While Snell may not have anything left to prove in the minors, the same cannot be said at the major league level. He has yet to translate that success into his starting role, with his 85 walks in 141 career innings with the Rays showing that lack of confidence. With the Rays contending this season, one has to wonder how much longer they can send Snell to the mount every fifth day.
The Rays usual patience with young players should not factor in at this point. Snell has had 29 starts in the past two years to show that consistency, and simply has not done so. He may be able to perform well in short stints in the bullpen, and could build up his confidence that way, but he simply does not appear to be a major league caliber starter. At least, not just yet.
Chances are, Snell will get a couple of more chances in the second half. However, if he struggles, it would not be a surprise if a move was made. Perhaps Brent Honeywell gets brought up to the majors, or the Rays trade for a starter. But Snell’s leash has to be getting shorter.

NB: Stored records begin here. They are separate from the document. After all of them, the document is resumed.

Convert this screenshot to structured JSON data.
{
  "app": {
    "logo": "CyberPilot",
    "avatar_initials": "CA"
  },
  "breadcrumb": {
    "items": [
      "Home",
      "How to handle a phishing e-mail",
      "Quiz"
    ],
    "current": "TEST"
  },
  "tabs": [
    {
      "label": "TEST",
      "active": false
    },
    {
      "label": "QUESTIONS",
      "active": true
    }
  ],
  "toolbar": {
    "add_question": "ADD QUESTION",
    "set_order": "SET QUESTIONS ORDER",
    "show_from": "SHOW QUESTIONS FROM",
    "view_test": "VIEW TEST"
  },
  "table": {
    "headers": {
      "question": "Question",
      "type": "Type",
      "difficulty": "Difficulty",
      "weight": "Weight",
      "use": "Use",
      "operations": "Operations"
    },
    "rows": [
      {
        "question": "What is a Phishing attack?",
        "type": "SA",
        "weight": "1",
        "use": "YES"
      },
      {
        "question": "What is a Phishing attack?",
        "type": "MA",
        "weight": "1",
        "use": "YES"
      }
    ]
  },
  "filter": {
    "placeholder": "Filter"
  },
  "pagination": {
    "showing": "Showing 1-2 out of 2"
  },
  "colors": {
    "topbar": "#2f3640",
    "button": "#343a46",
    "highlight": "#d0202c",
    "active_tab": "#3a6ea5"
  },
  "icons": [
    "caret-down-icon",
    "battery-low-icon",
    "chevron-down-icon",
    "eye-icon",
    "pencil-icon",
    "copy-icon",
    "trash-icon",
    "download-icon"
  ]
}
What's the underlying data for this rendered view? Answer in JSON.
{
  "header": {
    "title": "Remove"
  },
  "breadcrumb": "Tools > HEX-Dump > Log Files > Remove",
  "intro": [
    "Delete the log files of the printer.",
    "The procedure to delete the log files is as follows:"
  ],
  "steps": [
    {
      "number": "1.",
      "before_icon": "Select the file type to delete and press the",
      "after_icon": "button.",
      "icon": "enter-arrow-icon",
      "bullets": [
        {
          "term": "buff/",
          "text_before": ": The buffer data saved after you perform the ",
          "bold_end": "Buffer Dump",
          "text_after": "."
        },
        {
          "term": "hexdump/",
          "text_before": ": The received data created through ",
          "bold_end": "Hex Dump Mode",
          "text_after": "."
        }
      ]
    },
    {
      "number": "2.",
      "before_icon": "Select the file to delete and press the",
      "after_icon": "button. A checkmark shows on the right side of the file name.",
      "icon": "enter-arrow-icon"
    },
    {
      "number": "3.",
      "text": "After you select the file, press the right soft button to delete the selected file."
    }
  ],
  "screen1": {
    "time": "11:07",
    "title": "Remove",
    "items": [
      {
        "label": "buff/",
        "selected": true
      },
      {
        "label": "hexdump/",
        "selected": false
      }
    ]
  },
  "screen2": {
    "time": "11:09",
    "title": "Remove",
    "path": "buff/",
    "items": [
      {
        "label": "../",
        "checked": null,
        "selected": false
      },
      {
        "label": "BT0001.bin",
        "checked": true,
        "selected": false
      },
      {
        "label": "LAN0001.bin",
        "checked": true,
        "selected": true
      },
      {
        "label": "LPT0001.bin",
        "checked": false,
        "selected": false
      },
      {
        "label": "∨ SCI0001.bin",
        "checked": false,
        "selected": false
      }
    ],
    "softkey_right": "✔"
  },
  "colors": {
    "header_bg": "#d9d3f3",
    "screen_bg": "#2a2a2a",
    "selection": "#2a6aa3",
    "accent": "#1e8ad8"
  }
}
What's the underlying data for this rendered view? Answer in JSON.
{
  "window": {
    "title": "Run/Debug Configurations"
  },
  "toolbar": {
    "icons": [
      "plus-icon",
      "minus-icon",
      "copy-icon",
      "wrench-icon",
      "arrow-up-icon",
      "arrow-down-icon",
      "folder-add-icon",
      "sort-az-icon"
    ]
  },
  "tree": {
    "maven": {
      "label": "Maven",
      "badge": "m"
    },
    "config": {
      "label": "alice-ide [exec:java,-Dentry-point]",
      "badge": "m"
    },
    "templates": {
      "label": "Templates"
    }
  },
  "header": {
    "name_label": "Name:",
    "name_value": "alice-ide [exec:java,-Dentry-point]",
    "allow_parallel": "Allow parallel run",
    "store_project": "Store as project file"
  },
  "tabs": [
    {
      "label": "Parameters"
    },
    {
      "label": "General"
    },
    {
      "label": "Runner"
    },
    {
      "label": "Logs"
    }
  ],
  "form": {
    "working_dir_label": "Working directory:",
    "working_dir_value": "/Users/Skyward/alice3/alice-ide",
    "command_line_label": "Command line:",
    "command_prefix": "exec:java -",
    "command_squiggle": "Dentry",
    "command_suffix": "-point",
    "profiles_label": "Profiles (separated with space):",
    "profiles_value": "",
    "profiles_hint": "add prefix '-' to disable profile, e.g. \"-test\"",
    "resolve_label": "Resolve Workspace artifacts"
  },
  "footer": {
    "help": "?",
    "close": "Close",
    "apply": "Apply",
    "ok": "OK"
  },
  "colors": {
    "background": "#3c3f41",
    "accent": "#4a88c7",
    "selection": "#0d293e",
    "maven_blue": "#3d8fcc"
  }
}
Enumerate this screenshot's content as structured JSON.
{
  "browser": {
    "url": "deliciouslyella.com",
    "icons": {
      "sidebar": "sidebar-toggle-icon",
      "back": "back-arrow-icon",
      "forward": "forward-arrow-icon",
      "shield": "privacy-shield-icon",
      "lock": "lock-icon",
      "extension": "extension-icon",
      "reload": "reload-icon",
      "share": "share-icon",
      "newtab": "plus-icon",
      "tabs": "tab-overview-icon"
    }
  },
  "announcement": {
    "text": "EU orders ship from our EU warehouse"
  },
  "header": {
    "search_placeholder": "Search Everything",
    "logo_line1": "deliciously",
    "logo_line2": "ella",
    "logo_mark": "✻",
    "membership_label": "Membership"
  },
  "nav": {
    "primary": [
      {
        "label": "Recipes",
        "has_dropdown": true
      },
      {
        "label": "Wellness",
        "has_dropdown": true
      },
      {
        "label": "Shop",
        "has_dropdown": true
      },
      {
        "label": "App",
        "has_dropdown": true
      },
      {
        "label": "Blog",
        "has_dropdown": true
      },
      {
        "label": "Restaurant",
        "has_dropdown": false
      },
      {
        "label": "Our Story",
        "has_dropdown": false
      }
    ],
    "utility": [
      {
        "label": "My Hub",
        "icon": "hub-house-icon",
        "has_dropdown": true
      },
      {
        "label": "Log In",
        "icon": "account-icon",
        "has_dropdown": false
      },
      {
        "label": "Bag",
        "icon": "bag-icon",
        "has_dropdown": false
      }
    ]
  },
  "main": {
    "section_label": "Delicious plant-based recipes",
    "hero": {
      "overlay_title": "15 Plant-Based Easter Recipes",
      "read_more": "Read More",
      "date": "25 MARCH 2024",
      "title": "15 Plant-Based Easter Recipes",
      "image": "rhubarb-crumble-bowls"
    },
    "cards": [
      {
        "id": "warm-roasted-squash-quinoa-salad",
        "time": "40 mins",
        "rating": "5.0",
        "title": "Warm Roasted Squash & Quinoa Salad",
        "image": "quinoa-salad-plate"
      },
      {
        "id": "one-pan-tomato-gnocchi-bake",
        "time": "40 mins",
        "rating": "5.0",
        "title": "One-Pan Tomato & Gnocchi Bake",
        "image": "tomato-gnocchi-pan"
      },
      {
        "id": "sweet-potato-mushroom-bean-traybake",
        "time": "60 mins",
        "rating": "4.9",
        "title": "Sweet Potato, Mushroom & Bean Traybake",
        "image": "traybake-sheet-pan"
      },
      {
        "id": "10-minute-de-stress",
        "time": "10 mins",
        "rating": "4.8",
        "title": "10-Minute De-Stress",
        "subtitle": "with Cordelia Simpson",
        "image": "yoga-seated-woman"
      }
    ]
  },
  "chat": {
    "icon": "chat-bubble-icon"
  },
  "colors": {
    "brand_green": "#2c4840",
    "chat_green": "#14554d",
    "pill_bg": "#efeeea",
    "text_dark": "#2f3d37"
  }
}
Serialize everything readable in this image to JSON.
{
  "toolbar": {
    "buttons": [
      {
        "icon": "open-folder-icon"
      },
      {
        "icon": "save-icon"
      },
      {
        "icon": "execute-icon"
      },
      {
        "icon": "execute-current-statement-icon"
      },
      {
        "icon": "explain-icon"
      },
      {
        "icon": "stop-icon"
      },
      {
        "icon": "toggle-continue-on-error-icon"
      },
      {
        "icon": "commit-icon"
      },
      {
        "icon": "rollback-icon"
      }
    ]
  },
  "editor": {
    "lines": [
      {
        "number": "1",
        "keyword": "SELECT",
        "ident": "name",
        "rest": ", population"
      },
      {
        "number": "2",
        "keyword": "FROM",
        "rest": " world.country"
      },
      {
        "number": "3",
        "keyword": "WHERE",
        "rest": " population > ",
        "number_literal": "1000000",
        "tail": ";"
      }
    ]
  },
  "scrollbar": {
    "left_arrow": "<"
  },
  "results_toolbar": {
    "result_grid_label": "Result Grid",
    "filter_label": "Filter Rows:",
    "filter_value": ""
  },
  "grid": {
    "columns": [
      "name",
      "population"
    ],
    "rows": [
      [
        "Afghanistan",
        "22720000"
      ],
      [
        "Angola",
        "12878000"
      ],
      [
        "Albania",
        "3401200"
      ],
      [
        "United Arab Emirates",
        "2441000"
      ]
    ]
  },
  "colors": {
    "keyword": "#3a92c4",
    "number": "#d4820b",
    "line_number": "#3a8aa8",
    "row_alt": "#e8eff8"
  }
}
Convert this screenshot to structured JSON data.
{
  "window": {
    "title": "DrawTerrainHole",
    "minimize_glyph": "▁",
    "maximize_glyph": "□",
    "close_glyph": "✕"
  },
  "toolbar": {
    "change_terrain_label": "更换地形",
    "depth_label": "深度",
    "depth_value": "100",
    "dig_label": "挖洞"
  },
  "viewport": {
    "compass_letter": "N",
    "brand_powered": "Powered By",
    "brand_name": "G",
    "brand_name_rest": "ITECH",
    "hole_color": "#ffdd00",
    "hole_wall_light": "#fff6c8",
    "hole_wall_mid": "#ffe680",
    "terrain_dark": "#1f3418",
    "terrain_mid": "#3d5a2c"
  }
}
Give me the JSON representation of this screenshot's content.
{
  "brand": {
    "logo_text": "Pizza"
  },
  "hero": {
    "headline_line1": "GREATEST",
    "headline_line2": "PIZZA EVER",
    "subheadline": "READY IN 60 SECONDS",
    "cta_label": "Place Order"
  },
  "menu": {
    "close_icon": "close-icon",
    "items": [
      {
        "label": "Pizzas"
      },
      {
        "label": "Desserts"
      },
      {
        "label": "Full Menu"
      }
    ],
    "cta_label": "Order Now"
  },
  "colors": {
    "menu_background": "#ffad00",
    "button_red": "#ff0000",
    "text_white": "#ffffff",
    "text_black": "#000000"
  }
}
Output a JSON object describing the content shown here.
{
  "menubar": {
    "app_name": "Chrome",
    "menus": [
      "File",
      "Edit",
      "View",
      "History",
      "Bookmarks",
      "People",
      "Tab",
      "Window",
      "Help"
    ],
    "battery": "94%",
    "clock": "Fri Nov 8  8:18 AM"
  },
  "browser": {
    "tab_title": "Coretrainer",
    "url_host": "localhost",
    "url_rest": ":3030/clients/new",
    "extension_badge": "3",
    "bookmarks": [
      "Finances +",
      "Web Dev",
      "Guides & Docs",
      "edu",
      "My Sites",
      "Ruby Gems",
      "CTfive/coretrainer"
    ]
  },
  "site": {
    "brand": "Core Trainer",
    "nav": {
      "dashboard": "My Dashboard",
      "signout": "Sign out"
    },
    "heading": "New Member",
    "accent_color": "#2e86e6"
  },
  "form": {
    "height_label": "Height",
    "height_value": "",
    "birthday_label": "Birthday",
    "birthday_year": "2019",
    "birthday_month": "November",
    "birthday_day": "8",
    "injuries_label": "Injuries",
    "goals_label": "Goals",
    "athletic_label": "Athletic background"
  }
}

The Tampa Bay Rays cannot afford to be patient with Blake Snell right now. With a possible postseason berth on the line, they need pitchers that can help them succeed. Snell, at least right now, is not that.